### Work to be completed
The records below are to be quoted in full; please keep every word exact.

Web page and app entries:
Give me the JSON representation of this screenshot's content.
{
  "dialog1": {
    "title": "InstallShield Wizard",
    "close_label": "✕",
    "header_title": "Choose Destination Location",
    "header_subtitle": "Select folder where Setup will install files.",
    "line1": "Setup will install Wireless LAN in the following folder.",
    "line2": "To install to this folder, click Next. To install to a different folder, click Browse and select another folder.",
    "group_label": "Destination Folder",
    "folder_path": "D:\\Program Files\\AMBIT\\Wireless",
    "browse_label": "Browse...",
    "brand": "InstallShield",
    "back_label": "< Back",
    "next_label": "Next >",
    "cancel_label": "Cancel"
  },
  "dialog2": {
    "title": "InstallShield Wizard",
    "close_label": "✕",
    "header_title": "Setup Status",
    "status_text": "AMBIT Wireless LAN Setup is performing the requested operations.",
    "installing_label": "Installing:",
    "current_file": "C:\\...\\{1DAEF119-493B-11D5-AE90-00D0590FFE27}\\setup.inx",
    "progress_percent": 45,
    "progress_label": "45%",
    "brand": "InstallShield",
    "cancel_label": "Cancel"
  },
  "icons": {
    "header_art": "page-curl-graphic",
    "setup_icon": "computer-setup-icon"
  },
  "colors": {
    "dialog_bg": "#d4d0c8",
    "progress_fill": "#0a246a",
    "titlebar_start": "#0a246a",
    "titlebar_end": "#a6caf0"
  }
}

### Task response
Give me the JSON representation of this screenshot's content.
{
  "dialog1": {
    "title": "InstallShield Wizard",
    "close_label": "✕",
    "header_title": "Choose Destination Location",
    "header_subtitle": "Select folder where Setup will install files.",
    "line1": "Setup will install Wireless LAN in the following folder.",
    "line2": "To install to this folder, click Next. To install to a different folder, click Browse and select another folder.",
    "group_label": "Destination Folder",
    "folder_path": "D:\\Program Files\\AMBIT\\Wireless",
    "browse_label": "Browse...",
    "brand": "InstallShield",
    "back_label": "< Back",
    "next_label": "Next >",
    "cancel_label": "Cancel"
  },
  "dialog2": {
    "title": "InstallShield Wizard",
    "close_label": "✕",
    "header_title": "Setup Status",
    "status_text": "AMBIT Wireless LAN Setup is performing the requested operations.",
    "installing_label": "Installing:",
    "current_file": "C:\\...\\{1DAEF119-493B-11D5-AE90-00D0590FFE27}\\setup.inx",
    "progress_percent": 45,
    "progress_label": "45%",
    "brand": "InstallShield",
    "cancel_label": "Cancel"
  },
  "icons": {
    "header_art": "page-curl-graphic",
    "setup_icon": "computer-setup-icon"
  },
  "colors": {
    "dialog_bg": "#d4d0c8",
    "progress_fill": "#0a246a",
    "titlebar_start": "#0a246a",
    "titlebar_end": "#a6caf0"
  }
}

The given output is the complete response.